DHS is issuing new guidance to county social services officials, who administer Emergency Assistance, to clarify that people who are in “immediate need” of help are eligible to receive aid right away, even before their eligibility for assistance has been determined, if they lack shelter or are about to lose their housing. The change will give up to 30 days of aid for food, clothing, or shelter to individuals and families while their application is reviewed.
Maura Sanders, chief counsel for public benefits at Legal Services of New Jersey, characterized the change as “very promising” and said it will help the state meet the requirements of the “immediate need” provision of the public assistance statute.
“The statute is clear that the emergency needs of individuals and families who are homeless or facing homelessness should be addressed without a delay, which can result in serious harm,” she said. “This new DHS clarification seeks to achieve that goal.”

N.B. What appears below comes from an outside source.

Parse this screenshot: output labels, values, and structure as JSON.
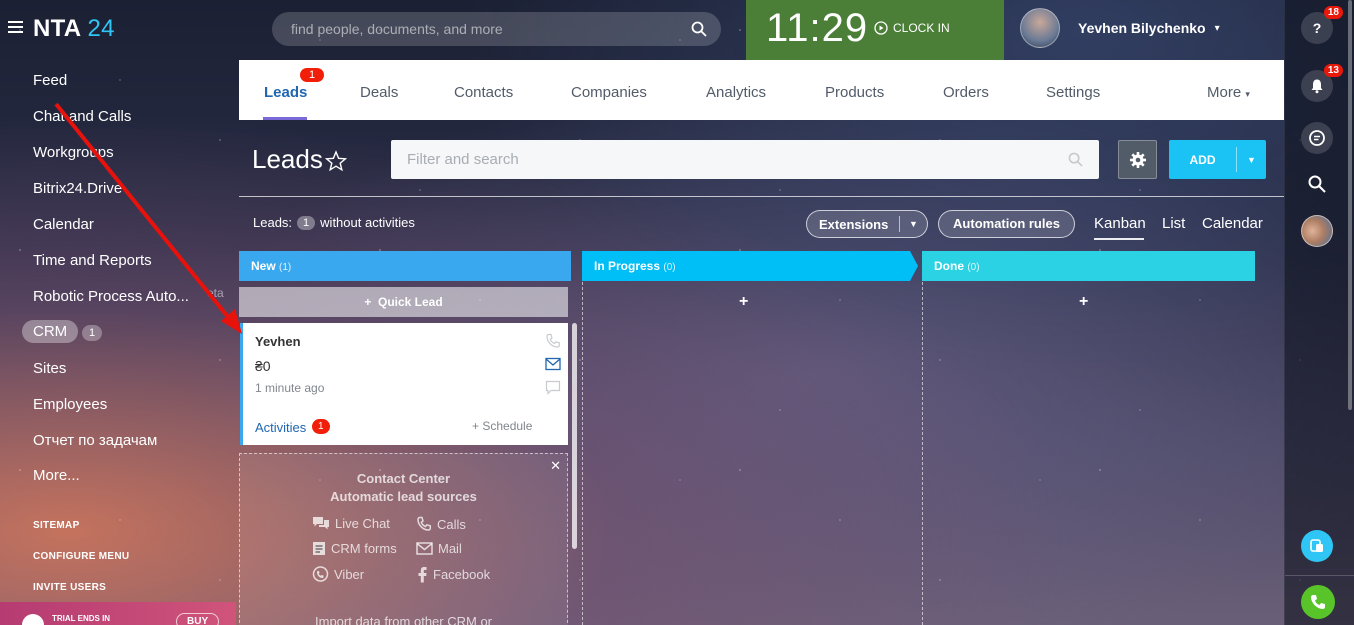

Additionally, the department is proposing to revamp a rule that allows officials to deny Emergency Assistance to individuals who “caused their own homelessness.” DHS adopted this regulation just 16 months ago despite complaints at the time that it was unfair to deny someone aid under these circumstances, particularly if a person’s disability was the cause. State officials said officials were uncertain about implementing the rule, leading to inconsistent interpretations. They plan to revise the rule to more clearly define eligibility, including allowing those otherwise ineligible for Emergency Assistance to receive help for good cause.
“Current rules set a broad ‘fault’ standard and do not properly address the circumstances and needs of the family,” Sanders said, adding Legal Services is “hopeful that changes to these regulations will provide a less subjective standard and will eliminate barriers to assistance for the most vulnerable. Very few people choose homelessness; most who are without housing have been trapped by circumstances they cannot control. Changes to the Emergency Assistance regulations should make this recognition a cornerstone of the EA program.”
Coming to aid of young adults
DHS plans to revise another rule to make it easier for young adults to get help. Officials are going to propose eliminating the current requirement that some individuals seeking Emergency Assistance and other aid to prevent homelessness provide a copy of their parents’ tax returns to demonstrate that they are not claimed as a dependent. That has made it difficult for young adults in need to get help.
“Ensuring services for those in immediate need, especially repealing the unclear and hurtful ‘causing your own homelessness’ standard and supporting young adults at risk of homelessness will bring much-needed help to individuals and families when they need it the most,” said Staci Berger, president and CEO of the Housing and Community Development Network of New Jersey.
A final change will let homeless families get a childcare subsidy before their eligibility is established. Typically, before a family can receive assistance, they have to provide documentation to prove their need. The new policy will give families experiencing homelessness up to six months of subsidies for childcare while they complete all the required paperwork. Helping families in need pay for childcare will take some of the financial pressure off them.
“This significant change will remove an additional barrier to employment for families overcoming crises,” Berger said. “We are very excited by these long-awaited changes that represent big steps forward in our fight against homelessness.”